# What is this?

"The Volatility Skew" visualizes market implied volatilities for option contracts across strikes and maturities. Construct graphs for actively traded option contracts and combine them to suit your needs:

- Varying maturities
- Different underliers
- Bid / ask / last implied volatility curves

Compare an underlier's term structure by selecting different option maturities for the same stock. For example, compare AAPL volatility in December against the April contract.

Visualize the volatility skew between two different stocks of the same maturity; for example, compare Dec. AAPL vs. Dec. MSFT. Strikes (x-axis) are mapped to percentage distance from the at-the-money when comparing among different underliers.

Toggle between bid, offer, and last-traded volatility curves. Identify relationships among strikes and even hone in on areas to watch for possible mis-pricings.

This project was created out of curiosity and for fun, given the absence of a similarly quick/free resource on the interwebs.

# . . . I don't get it.

Volatility is one of the primary inputs that determine the price of an option. Traders typically maintain a volatility surface that maps volatilities across strikes (skew / smile) and maturities (term structure.) These relationships help identify potential option mis-pricings and arbitrage opportunities. In essence, buying volatility low, selling it high, while trading gamma are approaches used to lock in "edge" and (hopefully) profit.

# . . . Tell me more.

The Volatility Skew is just a casual tool. The resources below are good starting points on volatility trading and general option theory. Nattenberg, in particular, is worthwhile, accessible, and essential reading.

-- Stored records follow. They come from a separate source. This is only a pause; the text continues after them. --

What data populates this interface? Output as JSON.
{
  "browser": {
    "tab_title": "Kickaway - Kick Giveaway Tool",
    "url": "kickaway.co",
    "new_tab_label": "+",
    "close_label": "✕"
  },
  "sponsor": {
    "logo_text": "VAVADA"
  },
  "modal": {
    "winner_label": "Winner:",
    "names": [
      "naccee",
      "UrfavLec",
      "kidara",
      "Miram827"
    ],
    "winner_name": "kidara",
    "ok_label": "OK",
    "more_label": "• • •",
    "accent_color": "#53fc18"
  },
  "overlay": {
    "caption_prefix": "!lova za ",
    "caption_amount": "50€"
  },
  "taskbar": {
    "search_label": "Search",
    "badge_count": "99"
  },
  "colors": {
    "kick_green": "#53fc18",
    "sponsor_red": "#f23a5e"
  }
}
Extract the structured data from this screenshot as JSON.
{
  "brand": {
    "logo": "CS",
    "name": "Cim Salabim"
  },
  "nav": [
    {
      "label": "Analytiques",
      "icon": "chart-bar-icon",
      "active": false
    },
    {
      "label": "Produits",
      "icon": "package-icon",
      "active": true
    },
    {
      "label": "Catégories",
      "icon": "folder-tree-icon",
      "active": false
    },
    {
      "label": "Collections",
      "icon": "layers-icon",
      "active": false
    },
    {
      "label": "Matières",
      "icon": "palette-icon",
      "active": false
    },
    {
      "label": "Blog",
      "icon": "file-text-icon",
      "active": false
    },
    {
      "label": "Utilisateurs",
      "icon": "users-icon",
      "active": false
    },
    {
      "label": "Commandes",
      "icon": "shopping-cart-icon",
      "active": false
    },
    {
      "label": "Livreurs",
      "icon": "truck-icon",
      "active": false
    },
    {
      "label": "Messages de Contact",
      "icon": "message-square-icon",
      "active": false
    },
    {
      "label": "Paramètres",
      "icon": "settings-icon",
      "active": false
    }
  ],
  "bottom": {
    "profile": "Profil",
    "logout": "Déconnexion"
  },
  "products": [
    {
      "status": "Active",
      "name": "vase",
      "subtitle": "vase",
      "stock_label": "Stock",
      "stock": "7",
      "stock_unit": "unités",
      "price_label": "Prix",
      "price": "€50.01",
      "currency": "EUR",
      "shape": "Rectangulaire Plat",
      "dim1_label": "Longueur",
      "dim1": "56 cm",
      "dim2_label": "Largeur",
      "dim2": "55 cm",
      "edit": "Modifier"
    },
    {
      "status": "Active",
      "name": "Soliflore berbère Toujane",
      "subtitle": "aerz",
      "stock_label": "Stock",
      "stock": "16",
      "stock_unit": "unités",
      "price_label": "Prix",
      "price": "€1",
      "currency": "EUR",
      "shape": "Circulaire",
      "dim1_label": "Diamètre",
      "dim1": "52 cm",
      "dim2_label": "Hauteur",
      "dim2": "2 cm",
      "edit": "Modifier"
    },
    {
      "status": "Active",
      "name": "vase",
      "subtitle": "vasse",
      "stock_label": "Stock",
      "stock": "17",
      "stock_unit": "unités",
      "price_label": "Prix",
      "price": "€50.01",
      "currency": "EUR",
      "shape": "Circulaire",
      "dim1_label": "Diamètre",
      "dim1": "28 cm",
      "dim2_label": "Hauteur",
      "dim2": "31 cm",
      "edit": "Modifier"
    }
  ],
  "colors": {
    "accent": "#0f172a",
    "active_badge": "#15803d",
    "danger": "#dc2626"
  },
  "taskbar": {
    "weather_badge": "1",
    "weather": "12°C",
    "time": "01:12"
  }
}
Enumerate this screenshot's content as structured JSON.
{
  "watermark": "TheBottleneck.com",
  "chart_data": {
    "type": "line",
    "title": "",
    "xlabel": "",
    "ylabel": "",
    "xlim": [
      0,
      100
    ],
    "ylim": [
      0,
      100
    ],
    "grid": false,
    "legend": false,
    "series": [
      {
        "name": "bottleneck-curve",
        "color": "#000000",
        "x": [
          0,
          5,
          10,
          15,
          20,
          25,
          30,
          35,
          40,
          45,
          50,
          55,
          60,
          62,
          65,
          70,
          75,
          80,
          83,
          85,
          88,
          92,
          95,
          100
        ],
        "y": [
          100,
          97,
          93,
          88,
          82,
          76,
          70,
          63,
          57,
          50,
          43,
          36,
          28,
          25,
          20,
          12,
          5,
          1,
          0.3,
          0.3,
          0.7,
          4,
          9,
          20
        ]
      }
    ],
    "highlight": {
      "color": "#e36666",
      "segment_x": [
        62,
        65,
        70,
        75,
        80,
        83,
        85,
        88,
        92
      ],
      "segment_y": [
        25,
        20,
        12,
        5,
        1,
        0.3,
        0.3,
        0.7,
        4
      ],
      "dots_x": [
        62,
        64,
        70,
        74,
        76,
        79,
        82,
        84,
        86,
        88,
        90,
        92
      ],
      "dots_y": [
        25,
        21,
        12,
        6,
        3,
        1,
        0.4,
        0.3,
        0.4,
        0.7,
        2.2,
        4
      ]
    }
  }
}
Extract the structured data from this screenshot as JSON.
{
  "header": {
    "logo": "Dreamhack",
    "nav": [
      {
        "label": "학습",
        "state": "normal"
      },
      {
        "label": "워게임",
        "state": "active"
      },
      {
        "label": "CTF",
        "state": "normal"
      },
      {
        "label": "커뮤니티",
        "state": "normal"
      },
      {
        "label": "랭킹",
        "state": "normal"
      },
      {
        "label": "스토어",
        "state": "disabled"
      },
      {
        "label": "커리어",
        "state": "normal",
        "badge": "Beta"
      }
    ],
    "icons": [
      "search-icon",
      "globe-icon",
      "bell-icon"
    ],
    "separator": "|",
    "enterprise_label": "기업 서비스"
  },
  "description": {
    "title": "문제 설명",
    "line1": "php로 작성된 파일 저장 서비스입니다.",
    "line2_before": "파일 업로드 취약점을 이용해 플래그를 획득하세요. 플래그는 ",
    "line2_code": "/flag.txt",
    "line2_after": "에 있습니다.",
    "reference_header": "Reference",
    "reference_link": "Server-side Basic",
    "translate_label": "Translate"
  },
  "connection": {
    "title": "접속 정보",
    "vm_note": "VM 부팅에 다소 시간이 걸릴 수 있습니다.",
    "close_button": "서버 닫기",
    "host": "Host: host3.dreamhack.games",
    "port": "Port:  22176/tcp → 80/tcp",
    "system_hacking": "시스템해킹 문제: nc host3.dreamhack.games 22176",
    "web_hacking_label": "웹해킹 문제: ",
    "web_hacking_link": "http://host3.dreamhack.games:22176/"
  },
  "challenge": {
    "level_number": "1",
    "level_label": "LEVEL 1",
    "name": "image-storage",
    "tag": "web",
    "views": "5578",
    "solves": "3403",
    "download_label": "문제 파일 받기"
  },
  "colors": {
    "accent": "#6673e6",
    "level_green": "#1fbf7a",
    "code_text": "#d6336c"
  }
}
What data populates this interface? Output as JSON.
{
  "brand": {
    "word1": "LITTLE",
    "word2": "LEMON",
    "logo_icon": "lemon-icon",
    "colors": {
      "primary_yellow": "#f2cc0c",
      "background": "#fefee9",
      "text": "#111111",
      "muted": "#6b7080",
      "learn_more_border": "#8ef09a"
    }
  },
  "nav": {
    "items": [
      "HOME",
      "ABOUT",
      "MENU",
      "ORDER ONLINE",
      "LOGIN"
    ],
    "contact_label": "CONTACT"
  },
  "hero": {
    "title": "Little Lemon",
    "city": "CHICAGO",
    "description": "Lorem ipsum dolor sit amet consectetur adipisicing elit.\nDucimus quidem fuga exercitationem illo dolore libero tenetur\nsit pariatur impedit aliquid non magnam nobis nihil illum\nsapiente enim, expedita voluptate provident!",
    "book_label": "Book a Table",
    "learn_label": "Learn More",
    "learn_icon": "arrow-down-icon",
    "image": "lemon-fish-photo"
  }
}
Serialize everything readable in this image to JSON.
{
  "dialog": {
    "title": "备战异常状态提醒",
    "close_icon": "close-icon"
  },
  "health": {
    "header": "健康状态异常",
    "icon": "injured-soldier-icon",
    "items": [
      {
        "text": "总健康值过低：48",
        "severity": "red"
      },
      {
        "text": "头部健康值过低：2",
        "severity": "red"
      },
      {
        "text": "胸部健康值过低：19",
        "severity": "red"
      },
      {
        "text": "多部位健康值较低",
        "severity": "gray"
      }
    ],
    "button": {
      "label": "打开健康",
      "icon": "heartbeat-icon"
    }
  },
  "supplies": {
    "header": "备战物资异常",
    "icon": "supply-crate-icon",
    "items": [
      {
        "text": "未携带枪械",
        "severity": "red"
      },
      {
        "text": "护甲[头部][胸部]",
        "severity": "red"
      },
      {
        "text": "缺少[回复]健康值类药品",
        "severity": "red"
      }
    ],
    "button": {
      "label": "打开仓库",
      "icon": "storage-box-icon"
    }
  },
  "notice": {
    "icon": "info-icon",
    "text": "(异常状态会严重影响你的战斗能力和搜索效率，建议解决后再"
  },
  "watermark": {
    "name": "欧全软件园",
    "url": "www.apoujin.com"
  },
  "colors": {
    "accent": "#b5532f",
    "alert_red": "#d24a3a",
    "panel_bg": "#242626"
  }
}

- Nattenberg, Sheldon. Option Volatility & Pricing.
- Hull, John. Options, Futures and Other Derivatives.
- Wikipedia. Volatility Smile.
- Wikipedia. Volatility Arbitrage.
- Wikipedia. Greeks.